Coaches are here to help you envision your best self, and make that vision a reality. Goal setting is a major part of undergoing this positive change. SMART is an acronym that sets a criteria for making an ideal goal that has a higher probability of success.
This is an example of what we hear clients often say in coaching: My goal is I want to look and feel better, live a more meaningful life and work on my bucket list.
Well, that can be vague, overwhelming and tough to know where to begin. Using the SMART framework with a trained coach can help.
Make your goals Specific
Often people make goals that are not specific or clear enough to take action on or achieve targets. For example, you may want to start spending more time doing an outdoor hobby.
- Non-specific goal: I want to spend more time outdoors cultivating a hobby.
- Specific goal: I want to learn to garden and build a small garden in my backyard that will give me fruit and vegetables by next year.
To make this goal Specific, ask yourself: What specifically do I want to achieve?
Make your goals Measurable
Goals that are measurable allow you to see your progress, stay motivated, and work towards completion. Say you want to gain muscle mass and become a physically stronger person. That’s a great goal for many reasons but, as such, it isn’t something that can be measured.
Just saying that you want to be stronger may not provide much motivation. Maybe in a month you’ll be lifting more than you were before, but aiming to lift a specific goal weight that you set a month back will help you to keep pushing yourself toward new goals, track your progress, and evaluate your process. If you practice squats one or two times per week, and write down the weight you’re able to lift, you and your coach can actually evaluate progress to stay on target.
Non-measurable goal: I want to squat more weight.
Measurable goal: I want to be able to complete a squat with a weight of 200 pounds by July 31.
To make this goal Measurable, ask yourself: How will I measure my progress to know I’m on the right track?
Make your goals Attainable
Do you feel confident that your goal is doable? Making sure that you are setting a goal for yourself that you can follow through with, given where you are right now and the resources you have on hand, is a key part of setting goals that don’t lead to feeling discouraged. Perhaps you’ve set lofty goals in the past that just end up being too much too fast and then find yourself unmotivated to make progress. Starting small is key!
Maybe you don’t have much energy during the day, and you want to improve your sleep habits and sleep quality. It can be tempting to say that “I’m going to go to bed at a much earlier bedtime.” However, our bodies need time to adjust to making this transition easier and sustainable.
- Non-attainable goal: I will go to bed at 10pm instead of 1am starting tonight.
- Attainable goal: I am going to improve my quality of sleep by gradually increasing the amount of time I’m asleep versus awake. I’ll get into bed 10 minutes earlier each night for the next week and I will experiment with limiting screen time (turning my phone and TV off) 1 hour before bed each night.
To make this goal Attainable, ask yourself: Is my goal broken down into small, doable, steps and have I identified support and resources that I might need?

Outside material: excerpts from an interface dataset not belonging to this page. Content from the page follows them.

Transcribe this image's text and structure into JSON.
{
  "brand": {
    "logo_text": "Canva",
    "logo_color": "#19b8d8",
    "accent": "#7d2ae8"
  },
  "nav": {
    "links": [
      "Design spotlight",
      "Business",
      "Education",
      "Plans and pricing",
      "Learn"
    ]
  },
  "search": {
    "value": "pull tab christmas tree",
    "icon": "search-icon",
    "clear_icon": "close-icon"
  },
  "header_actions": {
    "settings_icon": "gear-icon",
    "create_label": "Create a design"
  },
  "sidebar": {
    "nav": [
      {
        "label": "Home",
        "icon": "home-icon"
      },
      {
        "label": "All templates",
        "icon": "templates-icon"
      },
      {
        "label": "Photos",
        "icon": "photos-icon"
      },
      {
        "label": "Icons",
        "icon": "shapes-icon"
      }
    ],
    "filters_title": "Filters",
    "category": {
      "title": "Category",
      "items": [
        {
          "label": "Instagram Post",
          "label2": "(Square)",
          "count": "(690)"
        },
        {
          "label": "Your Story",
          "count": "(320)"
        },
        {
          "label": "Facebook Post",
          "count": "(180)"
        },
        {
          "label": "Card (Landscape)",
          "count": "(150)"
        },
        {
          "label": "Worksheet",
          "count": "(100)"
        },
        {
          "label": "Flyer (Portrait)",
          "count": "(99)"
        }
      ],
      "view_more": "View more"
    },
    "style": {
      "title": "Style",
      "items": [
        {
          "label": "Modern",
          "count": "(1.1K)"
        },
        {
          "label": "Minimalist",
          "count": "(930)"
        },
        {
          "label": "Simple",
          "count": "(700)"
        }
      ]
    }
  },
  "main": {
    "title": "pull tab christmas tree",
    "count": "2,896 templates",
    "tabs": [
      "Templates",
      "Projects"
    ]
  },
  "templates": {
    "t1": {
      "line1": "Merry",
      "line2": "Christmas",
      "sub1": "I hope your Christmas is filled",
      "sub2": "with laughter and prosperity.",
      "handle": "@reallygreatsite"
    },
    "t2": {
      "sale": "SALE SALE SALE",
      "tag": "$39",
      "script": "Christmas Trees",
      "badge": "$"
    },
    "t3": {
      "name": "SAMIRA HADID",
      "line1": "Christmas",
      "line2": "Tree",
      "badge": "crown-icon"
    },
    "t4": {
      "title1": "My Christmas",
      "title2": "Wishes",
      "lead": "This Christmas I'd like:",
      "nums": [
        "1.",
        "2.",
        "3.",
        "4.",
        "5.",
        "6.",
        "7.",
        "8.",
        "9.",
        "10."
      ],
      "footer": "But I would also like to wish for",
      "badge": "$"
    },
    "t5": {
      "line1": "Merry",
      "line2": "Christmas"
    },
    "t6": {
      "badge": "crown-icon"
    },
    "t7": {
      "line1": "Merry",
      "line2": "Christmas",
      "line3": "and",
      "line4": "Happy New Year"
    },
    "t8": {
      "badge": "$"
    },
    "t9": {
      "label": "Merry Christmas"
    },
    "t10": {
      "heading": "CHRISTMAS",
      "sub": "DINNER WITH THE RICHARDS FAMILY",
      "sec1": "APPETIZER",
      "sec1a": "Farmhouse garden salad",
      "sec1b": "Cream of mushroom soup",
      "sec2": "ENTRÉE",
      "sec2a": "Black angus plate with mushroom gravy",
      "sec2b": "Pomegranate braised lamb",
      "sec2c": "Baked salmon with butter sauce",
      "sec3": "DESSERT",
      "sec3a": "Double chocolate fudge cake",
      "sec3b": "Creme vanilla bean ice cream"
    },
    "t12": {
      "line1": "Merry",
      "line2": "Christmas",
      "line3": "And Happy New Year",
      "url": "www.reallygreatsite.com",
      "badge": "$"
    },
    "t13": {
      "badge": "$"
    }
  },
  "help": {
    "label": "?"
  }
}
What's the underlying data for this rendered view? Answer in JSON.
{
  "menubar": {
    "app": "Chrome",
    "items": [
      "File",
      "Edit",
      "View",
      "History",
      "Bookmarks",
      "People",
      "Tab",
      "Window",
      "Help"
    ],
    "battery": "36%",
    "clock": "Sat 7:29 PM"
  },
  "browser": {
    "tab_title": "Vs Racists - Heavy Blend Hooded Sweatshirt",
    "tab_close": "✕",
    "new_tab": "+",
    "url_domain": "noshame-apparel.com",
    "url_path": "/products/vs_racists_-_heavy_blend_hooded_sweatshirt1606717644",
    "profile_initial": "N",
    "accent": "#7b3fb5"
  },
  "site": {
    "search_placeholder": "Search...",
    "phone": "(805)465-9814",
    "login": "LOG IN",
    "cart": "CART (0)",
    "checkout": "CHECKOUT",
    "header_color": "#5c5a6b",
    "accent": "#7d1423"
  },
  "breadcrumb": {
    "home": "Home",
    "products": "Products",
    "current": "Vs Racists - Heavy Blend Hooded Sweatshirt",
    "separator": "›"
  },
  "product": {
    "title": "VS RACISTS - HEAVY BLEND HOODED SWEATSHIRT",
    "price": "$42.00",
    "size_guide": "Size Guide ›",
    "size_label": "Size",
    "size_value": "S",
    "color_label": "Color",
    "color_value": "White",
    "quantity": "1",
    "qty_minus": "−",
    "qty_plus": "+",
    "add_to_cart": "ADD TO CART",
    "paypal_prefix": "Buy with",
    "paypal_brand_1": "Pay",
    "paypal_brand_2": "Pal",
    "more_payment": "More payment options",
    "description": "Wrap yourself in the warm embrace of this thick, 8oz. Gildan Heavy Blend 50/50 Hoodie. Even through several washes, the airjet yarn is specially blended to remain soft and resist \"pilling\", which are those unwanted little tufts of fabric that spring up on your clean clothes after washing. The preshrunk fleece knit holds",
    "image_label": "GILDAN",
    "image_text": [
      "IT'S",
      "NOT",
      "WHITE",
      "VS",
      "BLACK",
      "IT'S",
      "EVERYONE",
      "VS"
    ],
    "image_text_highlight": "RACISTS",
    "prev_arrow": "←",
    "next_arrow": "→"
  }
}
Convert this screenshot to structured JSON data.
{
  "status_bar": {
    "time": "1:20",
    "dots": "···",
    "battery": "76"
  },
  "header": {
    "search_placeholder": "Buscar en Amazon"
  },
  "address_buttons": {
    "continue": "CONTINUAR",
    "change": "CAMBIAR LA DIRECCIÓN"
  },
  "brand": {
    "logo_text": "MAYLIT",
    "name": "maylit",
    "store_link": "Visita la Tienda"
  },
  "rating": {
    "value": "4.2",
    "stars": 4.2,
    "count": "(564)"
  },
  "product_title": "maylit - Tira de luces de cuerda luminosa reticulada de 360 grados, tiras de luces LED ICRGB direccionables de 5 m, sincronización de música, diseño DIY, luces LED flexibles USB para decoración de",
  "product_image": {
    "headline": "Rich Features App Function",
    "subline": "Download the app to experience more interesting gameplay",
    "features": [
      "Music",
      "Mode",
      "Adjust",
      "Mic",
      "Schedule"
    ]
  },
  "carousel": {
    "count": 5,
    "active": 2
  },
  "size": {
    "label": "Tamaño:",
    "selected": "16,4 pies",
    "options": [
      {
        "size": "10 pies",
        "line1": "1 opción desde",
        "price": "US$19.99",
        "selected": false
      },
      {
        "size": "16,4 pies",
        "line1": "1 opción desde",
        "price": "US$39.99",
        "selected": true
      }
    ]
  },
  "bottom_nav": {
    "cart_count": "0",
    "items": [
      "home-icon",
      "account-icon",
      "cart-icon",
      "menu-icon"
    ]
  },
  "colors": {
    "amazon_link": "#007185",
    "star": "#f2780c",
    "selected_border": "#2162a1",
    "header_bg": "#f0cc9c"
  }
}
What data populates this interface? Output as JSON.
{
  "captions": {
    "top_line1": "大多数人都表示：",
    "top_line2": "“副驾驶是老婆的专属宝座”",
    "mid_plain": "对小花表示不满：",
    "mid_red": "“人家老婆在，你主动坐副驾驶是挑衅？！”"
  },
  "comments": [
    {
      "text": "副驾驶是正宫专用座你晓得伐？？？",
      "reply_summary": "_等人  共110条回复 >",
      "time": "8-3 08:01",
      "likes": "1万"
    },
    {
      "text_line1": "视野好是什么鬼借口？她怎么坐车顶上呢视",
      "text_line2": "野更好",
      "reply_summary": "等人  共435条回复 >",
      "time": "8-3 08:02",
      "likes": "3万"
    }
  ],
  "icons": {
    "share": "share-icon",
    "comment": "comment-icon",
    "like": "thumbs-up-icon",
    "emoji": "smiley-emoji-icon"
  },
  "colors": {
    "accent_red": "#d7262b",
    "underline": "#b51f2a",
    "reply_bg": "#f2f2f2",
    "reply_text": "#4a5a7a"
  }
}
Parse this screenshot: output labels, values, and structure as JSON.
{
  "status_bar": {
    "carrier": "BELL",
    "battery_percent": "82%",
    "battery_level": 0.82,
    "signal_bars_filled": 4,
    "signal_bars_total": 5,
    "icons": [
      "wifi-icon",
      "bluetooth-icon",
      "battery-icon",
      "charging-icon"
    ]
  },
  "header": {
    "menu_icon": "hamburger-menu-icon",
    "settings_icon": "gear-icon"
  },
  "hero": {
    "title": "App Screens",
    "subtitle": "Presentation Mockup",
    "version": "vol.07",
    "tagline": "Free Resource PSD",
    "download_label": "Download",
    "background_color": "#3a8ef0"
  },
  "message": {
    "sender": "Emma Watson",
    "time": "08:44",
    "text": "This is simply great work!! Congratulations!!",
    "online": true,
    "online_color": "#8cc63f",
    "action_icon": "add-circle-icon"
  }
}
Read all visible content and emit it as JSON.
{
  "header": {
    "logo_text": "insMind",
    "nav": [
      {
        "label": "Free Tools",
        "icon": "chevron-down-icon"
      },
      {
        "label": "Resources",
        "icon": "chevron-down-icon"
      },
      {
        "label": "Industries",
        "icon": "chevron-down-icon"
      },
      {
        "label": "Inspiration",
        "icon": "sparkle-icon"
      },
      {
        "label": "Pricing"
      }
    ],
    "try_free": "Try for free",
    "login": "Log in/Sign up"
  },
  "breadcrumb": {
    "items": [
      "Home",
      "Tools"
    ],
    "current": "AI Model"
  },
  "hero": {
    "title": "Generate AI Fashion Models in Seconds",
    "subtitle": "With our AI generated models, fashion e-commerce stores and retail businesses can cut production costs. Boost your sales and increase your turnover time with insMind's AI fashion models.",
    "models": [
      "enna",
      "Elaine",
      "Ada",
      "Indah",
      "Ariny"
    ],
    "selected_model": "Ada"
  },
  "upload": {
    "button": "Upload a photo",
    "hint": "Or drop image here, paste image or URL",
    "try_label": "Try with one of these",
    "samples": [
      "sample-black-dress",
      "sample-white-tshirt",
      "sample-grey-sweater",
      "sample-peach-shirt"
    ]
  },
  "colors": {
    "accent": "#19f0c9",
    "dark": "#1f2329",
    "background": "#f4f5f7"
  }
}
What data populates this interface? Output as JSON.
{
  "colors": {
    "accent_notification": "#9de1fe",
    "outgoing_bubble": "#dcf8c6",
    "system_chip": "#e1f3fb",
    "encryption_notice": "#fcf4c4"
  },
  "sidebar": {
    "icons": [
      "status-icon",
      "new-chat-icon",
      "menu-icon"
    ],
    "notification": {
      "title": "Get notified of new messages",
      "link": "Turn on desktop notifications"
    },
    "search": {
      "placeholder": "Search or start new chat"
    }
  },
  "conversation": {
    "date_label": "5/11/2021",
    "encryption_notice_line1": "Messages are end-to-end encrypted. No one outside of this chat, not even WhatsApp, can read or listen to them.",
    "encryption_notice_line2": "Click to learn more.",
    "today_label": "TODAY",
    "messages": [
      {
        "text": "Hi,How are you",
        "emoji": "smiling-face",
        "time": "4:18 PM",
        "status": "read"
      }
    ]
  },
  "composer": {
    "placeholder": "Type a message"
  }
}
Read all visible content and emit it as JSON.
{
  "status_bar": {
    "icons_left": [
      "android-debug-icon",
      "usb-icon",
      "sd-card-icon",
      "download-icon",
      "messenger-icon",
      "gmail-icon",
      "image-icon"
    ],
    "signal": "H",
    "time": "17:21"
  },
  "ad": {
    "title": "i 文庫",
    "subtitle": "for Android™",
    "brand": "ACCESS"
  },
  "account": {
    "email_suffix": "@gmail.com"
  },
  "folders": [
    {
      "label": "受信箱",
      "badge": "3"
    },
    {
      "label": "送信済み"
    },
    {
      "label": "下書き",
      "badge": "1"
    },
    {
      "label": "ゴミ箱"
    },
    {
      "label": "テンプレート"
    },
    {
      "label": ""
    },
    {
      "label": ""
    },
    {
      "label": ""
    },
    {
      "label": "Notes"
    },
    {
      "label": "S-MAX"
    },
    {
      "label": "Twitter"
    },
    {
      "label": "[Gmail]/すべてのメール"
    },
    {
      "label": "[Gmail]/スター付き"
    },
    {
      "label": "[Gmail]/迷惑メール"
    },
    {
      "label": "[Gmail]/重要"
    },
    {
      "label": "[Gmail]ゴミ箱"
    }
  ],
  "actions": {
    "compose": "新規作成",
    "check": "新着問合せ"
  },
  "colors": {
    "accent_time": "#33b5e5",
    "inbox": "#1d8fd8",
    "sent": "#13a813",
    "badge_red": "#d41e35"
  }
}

Make your goals Relevant
Goals that are relevant are connected to the bigger picture you have for your health and well being. This helps you to stay motivated and aligned with your sense of purpose and connection.
If you are isolated, this might be contributing to feeling depressed. Knowing that you want to build connection and community, and engage in an activity that you find personally meaningful, can help you formulate a plan to move in that direction.
- Non-relevant goal: I want to improve my nutrition.
- Relevant goal: I will identify an activity that I enjoy and look for community groups that I can join where people are engaging in this activity in a communal setting.
To make this goal Relevant, ask yourself: Is this goal connected to my bigger picture and does it align with my core values?
Make your goals Time Bound
Having a date by which you want to reach your goal (as opposed to “someday”) helps you stay focused, motivated and accountable.
If your goal is saving $3,000 to go on a dream vacation, then setting a date by which you want to be able to book your flights and accommodations could help you resist unnecessary spending.
- Non-time bound goal: I will save $3,000 to go to Japan.
- Time bound goal: I will save $3,000 and book my summer trip to Japan by February 10th of next year.
To make this goal Time Bound, ask yourself: When will I start and end?
Once you’ve created your smart goals, make sure to review them and ask yourself: On a scale of 1-10 (1 = not possible, 10 = I got this!) – How confident do I feel in accomplishing my new SMART Goals?
If you find yourself feeling less than confident, that is okay. Goals can be modified, now, and in the future! Review your SMART goals and see if there are any tweaks or changes you can make in one or more of the SMART areas to increase your level of confidence. It’s okay to revise until you feel confident that your goals are within reach.
Partner with a Health and Wellness Coach to develop and achieve your SMART goals
Approaching your coaching goals with SMART criteria will allow you to get the most out of your sessions, and provide you with your best chance at achieving those goals. Lemonaid coaches can help you learn how to use the SMART framework as you prepare for success. You can meet with them regularly over video, and you can also check in via secure messaging anytime you need support in between your regular meetings.